══ Extracted records ══

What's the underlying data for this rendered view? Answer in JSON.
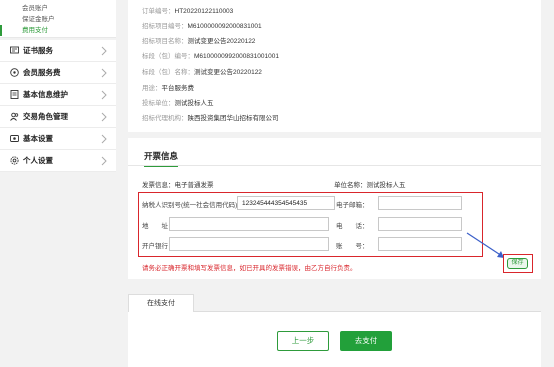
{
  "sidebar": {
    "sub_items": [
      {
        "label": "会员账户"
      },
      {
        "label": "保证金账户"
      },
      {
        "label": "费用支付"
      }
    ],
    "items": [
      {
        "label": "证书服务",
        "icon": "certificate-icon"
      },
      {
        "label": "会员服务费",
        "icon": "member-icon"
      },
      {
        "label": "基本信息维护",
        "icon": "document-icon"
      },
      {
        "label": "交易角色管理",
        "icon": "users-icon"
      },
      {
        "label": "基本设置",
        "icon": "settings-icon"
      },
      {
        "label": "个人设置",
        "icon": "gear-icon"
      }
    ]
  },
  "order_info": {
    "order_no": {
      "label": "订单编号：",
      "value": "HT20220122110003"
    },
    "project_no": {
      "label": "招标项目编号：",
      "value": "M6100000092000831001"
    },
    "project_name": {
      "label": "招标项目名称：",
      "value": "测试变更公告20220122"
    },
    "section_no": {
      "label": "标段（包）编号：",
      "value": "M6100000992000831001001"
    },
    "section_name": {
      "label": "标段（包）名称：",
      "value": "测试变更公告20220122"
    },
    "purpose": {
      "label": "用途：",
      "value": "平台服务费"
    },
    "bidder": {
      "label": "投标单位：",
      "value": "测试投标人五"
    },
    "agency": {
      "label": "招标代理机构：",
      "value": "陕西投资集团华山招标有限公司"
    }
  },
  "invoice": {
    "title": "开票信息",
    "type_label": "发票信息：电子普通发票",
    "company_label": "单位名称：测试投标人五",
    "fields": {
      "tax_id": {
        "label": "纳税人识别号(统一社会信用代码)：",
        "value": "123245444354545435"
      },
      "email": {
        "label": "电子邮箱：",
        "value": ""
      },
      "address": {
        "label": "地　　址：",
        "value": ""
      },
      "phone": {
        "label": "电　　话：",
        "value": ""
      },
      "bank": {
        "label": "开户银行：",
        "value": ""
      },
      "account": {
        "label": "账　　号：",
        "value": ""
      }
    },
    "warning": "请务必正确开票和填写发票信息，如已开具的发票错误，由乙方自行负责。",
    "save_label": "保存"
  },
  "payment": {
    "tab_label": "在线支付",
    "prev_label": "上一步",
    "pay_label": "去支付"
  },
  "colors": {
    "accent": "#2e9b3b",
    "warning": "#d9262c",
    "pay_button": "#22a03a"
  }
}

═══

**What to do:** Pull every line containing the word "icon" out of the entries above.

**Output for this task:**
        "icon": "certificate-icon"
        "icon": "member-icon"
        "icon": "document-icon"
        "icon": "users-icon"
        "icon": "settings-icon"
        "icon": "gear-icon"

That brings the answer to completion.